While our physical offices are closed until further notice in accordance with Austin's COVID-19 "stay home-work safe" order, the Handbook of Texas will remain available at no-cost for you, your fellow history enthusiasts, and all Texas students currently mandated to study from home. If you have the capacity to help us maintain our online Texas history resources during these uncertain times, please consider making a 100% tax-deductible contribution today. Thank you for your support of TSHA and Texas history. Donate Today »


Teresa Palomo Acosta

MEXICAN AMERICAN BUSINESS AND PROFESSIONAL WOMEN'S ASSOCIATION. The Mexican American Business and Professional Women's Association, the first major Texas-based professional club exclusively for Mexican-American women, was founded in Austin, Dallas, and San Antonio between 1972 and 1974. Earlier women's groups, such as Cruz Azul Mexicana (1920) and Ladies LULAC (1933), had been subject to men's oversight. The Dallas and San Antonio chapters of MABPWA were affiliated with the National Federation of Business Women's Clubs. MABPWA promoted Mexican-American women's career development, civic involvement, and cultural awareness. Veronica Salazar, María Rodríguez Berriozábal, and Luz M. Escamilla were leaders in San Antonio, and Escamilla served also in Austin and Dallas. She especially wanted women to influence public policies affecting Mexican Americans' housing, education, and equal-employment rights. Other early MABPWA leaders were Mary Helen Alvarado and Martha Cotera.
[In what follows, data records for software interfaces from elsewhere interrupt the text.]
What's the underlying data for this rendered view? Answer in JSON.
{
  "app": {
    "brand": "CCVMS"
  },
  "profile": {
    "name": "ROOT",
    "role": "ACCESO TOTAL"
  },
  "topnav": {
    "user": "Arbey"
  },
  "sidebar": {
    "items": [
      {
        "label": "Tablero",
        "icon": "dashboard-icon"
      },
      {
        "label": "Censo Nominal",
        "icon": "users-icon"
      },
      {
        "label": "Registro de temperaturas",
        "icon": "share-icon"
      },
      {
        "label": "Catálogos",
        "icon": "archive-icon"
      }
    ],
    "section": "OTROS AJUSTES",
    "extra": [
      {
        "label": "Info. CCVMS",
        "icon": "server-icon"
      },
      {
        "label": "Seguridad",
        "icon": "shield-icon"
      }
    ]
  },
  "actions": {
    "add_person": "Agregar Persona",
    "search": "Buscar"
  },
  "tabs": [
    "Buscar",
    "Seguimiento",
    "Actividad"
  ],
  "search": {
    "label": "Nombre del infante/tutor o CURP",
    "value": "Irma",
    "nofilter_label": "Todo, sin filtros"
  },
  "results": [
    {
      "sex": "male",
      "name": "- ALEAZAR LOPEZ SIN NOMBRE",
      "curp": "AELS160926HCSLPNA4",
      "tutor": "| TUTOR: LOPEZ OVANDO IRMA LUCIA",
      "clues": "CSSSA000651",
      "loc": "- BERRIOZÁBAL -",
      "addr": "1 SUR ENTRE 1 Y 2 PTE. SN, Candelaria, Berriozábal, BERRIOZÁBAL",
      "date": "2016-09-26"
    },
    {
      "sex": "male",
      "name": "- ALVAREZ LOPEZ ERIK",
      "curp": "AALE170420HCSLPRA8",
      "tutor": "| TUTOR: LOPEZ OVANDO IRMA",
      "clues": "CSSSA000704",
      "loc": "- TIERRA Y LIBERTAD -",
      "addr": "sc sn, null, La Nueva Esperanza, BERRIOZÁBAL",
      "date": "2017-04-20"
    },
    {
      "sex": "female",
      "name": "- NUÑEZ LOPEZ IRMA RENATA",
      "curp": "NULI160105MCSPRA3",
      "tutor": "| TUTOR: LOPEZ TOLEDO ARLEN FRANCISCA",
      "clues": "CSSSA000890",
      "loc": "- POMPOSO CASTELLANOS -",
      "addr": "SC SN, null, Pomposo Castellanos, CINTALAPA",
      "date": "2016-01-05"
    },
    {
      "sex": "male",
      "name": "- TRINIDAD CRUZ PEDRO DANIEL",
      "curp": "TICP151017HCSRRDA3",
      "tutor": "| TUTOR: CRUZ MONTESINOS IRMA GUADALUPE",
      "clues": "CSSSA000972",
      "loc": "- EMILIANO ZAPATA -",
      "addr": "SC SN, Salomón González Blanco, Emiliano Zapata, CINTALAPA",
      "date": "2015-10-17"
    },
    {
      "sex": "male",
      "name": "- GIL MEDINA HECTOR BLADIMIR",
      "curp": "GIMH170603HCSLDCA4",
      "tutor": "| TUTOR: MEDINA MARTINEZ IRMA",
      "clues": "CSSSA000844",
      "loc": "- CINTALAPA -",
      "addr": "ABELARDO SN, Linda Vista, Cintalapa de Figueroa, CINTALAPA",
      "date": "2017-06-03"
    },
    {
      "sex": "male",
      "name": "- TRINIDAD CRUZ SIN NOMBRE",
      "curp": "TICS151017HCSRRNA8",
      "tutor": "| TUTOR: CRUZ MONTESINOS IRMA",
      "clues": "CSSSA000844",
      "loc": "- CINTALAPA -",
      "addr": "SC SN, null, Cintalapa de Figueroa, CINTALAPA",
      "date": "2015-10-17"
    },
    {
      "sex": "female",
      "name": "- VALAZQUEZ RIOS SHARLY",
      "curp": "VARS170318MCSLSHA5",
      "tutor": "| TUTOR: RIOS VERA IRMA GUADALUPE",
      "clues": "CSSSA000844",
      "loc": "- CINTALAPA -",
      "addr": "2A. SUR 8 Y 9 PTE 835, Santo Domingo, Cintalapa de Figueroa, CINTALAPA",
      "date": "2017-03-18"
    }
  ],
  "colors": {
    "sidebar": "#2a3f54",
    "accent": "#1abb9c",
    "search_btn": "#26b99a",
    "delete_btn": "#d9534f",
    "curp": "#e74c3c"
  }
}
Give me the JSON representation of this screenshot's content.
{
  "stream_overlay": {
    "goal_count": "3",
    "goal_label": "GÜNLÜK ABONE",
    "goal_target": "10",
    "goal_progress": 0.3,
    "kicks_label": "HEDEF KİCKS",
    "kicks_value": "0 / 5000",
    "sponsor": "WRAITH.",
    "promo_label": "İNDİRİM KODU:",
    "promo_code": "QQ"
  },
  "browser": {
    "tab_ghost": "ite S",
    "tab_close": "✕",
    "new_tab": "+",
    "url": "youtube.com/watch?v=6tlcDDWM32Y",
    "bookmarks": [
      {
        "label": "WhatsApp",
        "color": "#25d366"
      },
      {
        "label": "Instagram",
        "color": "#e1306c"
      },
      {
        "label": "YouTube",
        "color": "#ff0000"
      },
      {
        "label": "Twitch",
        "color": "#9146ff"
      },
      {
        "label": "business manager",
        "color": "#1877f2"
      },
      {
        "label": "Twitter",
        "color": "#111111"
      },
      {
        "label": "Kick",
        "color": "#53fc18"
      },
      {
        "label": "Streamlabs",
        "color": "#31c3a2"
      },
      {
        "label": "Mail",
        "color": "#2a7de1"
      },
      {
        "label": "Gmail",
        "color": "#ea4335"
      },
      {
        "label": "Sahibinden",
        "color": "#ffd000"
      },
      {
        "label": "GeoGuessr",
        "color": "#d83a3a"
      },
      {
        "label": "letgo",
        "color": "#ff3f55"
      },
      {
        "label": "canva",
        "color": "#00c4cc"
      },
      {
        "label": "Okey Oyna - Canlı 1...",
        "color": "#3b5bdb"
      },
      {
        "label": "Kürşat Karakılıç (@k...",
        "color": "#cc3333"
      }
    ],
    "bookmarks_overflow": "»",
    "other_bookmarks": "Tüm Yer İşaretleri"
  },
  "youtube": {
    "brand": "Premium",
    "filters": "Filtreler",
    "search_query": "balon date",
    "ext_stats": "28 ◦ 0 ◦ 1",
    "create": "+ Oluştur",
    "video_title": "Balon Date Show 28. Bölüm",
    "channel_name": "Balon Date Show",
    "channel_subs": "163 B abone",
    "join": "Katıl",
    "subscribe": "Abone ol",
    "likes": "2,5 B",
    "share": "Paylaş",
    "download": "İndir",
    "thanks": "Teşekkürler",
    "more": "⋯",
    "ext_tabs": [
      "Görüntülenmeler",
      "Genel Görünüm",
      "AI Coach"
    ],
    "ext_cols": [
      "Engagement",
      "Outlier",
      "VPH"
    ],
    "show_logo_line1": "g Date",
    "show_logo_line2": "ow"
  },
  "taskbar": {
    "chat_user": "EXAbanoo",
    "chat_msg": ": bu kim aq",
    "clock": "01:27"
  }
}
MABPWA activities have varied with the interests of the cities. In San Antonio, Berriozábal served on the San Antonio city council. In Austin, Martha Cotera, a feminist author also affiliated with the Raza Unida party, supported public forums for political candidates, provided public testimony on women's issues and affirmative action, and lobbied city officials to increase the representation of Mexican Americans on local boards and commissions. In addition, soon after its start, the Austin group promoted the establishment of the Mexican American Library at the Nettie Lee Benson Latin American Collection, a unit of the University of Texas at Austin. It also condemned police violence alleged in the case of José Campos Torres in Houston in 1977 and pressed for protection of Mexican Americans' civil rights. In Dallas MABPWA focused on self-development, rape prevention, and employment workshops for its members. It also ran an annual scholarship fund, set up charitable projects for needy children and families, and organized celebrations of September 16, the Mexican day of independence (see FIESTAS PATRIAS). In 1976 the Austin MABPWA began an annual Semana de la Mujer Chicana ("Chicana's Week"), an event of cultural activities and career-exploration seminars that culminates in a banquet to honor outstanding Hispanic women in the community. This project has been endorsed by city and county officials, as well as women in LULAC and Mujeres Artistas del Suroeste. The development of Hispanic girls has become a strong interest for MABPWA. In Dallas the organization has worked in local girls' clubs, and in Austin the group sponsors a SIS (Stay-in-School) mentor project at O. Henry Middle School that has been lauded by local school officials.

Martha Cotera Papers, Benson Latin American Collection, University of Texas at Austin.

Image Use Disclaimer

All copyrighted materials included within the Handbook of Texas Online are in accordance with Title 17 U.S.C. Section 107 related to Copyright and “Fair Use” for Non-Profit educational institutions, which permits the Texas State Historical Association (TSHA), to utilize copyrighted materials to further scholarship, education, and inform the public. The TSHA makes every effort to conform to the principles of fair use and to comply with copyright law.

For more information go to: http://www.law.cornell.edu/uscode/17/107.shtml

If you wish to use copyrighted material from this site for purposes of your own that go beyond fair use, you must obtain permission from the copyright owner.


The following, adapted from the Chicago Manual of Style, 15th edition, is the preferred citation for this article.

Handbook of Texas Online, Teresa Palomo Acosta, "MEXICAN AMERICAN BUSINESS AND PROFESSIONAL WOMEN'S ASSOCIATION," accessed July 10, 2020, http://www.tshaonline.org/handbook/online/articles/vum01.

Uploaded on June 15, 2010. Published by the Texas State Historical Association.
visit the mytsha forums to participate

View these posts and more when you register your free MyTSHA account.

Call for Papers: Texas Center for Working-Class Studies Events, Symposia, and Workshops
Hi all! You may be interested in this call for papers I received from the Texas Center for Working-Class Studies at Collin College...

Katy Jennings' Ride Scholarly Research Request
I'm doing research on Catherine Jennings Lockwood, specifically the incident known as "Katy Jennings' Ride." Her father was Gordon C. Jennings, the oldest man to die at the Alamo...

Texas Constitution of 1836 Co-Author- Elisha Pease? Ask a Historian
The TSHA profile of Elisha Marshall Pease states that he wrote part of the Texas Constitution although he was only a 24 year-old assistant secretary (not elected). I cannot find any other mention of this authorship work by Pease in other credible research about the credited Constution authors...